By Jenny Beth Dyess
William Albrecht (1888–1974) cared about the link between soil health and people’s health. As he witnessed the rise of industrial agriculture, he became deeply concerned about the negative impacts of profit driven farming on the soil. Chairman of the Department of Soils at the University of Missouri in the 1950s, Albrecht desired, as a scientist, to understand the complexities of soil health and how that might impact humans.
William Albrecht was fascinated by the link between soil fertility and public health. (Photo credit: Bernard Pollack)
Fascinated by the link between the health of people and the soil, he reviewed the dental records of 70,000 U.S. sailors from the World War II era. Using cavities as indicators, he found that nutritional deficiencies, particularly in calcium and potassium, in the sailors’ dental health records correlated with insufficient fertility of the soil in the region of the U.S. they were from. For example, someone from the more weathered and nutrient deficient lands east of the Mississippi River had more cavities than someone from Hereford, Texas where soil nutrition was significantly higher.
While dental hygiene has drastically improved American teeth there are other health problems which may still be linked to the soil. In 2003, Surgeon General Richard H. Carmona stated that nearly two out of every three children are overweight or obese. Currently, 33.8 percent of American adults are obese, according to the Centers for Disease Control and Prevention, and numbers are on the rise. In 2000 no state had an obesity rate of 30 percent or more but by 2009, 9 states had obesity rates of 30 percent or more and in 2010 that number had risen to 12 states.

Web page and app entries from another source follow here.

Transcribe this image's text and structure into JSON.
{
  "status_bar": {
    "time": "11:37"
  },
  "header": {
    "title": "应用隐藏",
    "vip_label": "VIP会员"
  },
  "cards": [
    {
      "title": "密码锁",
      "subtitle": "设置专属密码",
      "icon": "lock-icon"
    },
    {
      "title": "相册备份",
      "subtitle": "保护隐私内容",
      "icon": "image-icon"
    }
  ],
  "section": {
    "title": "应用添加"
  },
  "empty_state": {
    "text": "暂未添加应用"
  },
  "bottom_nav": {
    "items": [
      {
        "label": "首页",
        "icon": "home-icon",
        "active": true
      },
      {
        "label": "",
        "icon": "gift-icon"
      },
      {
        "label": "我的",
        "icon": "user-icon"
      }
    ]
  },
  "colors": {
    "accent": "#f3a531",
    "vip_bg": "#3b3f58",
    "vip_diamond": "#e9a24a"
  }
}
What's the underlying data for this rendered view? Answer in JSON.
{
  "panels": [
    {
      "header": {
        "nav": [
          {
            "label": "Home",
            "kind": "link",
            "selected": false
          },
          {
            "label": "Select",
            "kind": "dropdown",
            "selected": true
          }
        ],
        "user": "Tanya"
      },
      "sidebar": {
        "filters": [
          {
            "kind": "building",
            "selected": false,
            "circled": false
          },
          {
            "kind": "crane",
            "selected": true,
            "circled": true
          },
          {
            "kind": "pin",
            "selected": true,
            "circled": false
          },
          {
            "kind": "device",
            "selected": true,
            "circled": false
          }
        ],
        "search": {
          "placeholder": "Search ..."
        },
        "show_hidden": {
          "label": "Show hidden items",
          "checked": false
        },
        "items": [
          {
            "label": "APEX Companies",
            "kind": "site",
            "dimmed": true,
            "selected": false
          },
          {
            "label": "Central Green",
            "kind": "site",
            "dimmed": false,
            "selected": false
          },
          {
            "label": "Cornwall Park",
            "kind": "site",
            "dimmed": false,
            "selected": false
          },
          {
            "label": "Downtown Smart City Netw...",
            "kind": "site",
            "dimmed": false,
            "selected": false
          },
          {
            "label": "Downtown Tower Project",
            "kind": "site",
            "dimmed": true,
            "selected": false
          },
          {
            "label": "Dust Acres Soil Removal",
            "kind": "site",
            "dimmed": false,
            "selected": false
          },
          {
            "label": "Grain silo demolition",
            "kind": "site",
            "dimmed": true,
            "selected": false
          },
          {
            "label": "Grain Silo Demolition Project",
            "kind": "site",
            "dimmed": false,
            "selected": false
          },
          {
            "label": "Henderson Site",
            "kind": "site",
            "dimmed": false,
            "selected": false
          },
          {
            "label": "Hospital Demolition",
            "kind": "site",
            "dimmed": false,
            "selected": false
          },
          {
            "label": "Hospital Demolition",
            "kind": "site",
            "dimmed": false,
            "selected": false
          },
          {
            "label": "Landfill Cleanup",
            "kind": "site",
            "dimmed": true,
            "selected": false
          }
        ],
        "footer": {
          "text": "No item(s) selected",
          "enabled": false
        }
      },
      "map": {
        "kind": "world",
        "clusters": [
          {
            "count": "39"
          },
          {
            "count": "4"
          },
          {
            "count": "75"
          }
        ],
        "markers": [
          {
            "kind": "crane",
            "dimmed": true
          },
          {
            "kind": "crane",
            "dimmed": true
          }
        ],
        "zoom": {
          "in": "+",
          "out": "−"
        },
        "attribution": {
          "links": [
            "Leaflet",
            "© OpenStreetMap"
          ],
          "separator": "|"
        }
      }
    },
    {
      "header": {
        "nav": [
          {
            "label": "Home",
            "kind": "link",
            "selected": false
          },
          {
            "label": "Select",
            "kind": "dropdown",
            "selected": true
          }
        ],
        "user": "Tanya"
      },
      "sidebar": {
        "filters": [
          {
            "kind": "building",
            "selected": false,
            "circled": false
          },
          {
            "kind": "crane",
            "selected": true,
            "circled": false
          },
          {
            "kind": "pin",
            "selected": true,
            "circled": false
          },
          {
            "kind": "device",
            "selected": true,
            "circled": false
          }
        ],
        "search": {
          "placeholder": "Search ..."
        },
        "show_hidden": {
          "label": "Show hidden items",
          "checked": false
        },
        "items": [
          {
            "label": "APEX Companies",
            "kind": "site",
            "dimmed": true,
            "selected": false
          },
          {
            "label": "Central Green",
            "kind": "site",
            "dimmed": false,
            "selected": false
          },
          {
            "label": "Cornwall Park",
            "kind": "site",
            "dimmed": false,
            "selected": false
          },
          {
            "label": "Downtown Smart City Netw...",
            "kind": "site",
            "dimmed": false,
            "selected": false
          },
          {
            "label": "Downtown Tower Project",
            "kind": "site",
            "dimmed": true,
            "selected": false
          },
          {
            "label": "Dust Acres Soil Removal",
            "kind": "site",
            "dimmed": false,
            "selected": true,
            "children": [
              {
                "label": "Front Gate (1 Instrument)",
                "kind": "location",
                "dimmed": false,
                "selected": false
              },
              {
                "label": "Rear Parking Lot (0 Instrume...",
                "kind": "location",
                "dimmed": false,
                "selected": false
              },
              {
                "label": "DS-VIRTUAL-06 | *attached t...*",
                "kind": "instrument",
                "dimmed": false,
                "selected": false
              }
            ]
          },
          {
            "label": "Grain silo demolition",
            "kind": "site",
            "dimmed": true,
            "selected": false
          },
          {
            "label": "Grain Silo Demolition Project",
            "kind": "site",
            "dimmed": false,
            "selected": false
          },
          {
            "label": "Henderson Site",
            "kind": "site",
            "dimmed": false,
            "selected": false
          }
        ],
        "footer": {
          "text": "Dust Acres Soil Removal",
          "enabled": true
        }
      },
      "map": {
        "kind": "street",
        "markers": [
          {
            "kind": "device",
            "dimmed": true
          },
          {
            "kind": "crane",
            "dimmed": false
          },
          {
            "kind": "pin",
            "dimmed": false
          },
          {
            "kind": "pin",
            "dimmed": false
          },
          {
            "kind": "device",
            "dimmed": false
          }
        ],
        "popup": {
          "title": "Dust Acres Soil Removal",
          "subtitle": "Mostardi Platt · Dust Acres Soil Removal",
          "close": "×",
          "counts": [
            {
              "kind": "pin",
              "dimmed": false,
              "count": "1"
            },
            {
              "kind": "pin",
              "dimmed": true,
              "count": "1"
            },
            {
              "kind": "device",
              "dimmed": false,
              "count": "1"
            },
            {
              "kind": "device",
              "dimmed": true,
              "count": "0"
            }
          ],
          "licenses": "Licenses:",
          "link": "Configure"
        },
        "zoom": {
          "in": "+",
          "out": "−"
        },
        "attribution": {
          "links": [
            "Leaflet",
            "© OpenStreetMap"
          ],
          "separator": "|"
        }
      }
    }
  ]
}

Compared with the early 1900s, not only has food per capita available to Americans increased, Americans are eating more nutrient dense foods. Meat consumption has quadrupled and cheese consumption is seven and a half times what it was in the early 1900s, but fresh fruit and home grown vegetable consumption have decreased. In 1919, about 25 percent of vegetables consumed were from a home garden, by 1998 that had dropped to less than 3 percent.